** Dataset records follows **

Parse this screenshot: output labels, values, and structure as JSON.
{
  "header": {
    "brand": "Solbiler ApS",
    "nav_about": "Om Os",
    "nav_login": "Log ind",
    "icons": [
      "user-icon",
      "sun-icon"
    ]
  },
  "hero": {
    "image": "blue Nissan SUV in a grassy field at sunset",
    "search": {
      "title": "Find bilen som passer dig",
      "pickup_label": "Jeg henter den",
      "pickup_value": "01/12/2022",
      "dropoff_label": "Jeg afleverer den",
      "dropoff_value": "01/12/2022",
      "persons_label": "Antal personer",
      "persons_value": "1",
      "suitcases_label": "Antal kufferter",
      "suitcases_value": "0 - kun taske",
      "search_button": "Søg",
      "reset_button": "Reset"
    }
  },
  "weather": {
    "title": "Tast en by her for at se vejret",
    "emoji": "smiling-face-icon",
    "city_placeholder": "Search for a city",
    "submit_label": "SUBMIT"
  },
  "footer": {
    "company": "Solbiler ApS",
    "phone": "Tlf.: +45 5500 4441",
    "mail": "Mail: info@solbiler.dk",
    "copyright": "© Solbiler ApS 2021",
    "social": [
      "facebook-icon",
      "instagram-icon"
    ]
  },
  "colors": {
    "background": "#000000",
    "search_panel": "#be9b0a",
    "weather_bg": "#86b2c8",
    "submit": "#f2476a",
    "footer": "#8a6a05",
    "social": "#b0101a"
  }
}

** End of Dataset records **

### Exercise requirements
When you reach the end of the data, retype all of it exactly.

### Solution to this problem
Parse this screenshot: output labels, values, and structure as JSON.
{
  "header": {
    "brand": "Solbiler ApS",
    "nav_about": "Om Os",
    "nav_login": "Log ind",
    "icons": [
      "user-icon",
      "sun-icon"
    ]
  },
  "hero": {
    "image": "blue Nissan SUV in a grassy field at sunset",
    "search": {
      "title": "Find bilen som passer dig",
      "pickup_label": "Jeg henter den",
      "pickup_value": "01/12/2022",
      "dropoff_label": "Jeg afleverer den",
      "dropoff_value": "01/12/2022",
      "persons_label": "Antal personer",
      "persons_value": "1",
      "suitcases_label": "Antal kufferter",
      "suitcases_value": "0 - kun taske",
      "search_button": "Søg",
      "reset_button": "Reset"
    }
  },
  "weather": {
    "title": "Tast en by her for at se vejret",
    "emoji": "smiling-face-icon",
    "city_placeholder": "Search for a city",
    "submit_label": "SUBMIT"
  },
  "footer": {
    "company": "Solbiler ApS",
    "phone": "Tlf.: +45 5500 4441",
    "mail": "Mail: info@solbiler.dk",
    "copyright": "© Solbiler ApS 2021",
    "social": [
      "facebook-icon",
      "instagram-icon"
    ]
  },
  "colors": {
    "background": "#000000",
    "search_panel": "#be9b0a",
    "weather_bg": "#86b2c8",
    "submit": "#f2476a",
    "footer": "#8a6a05",
    "social": "#b0101a"
  }
}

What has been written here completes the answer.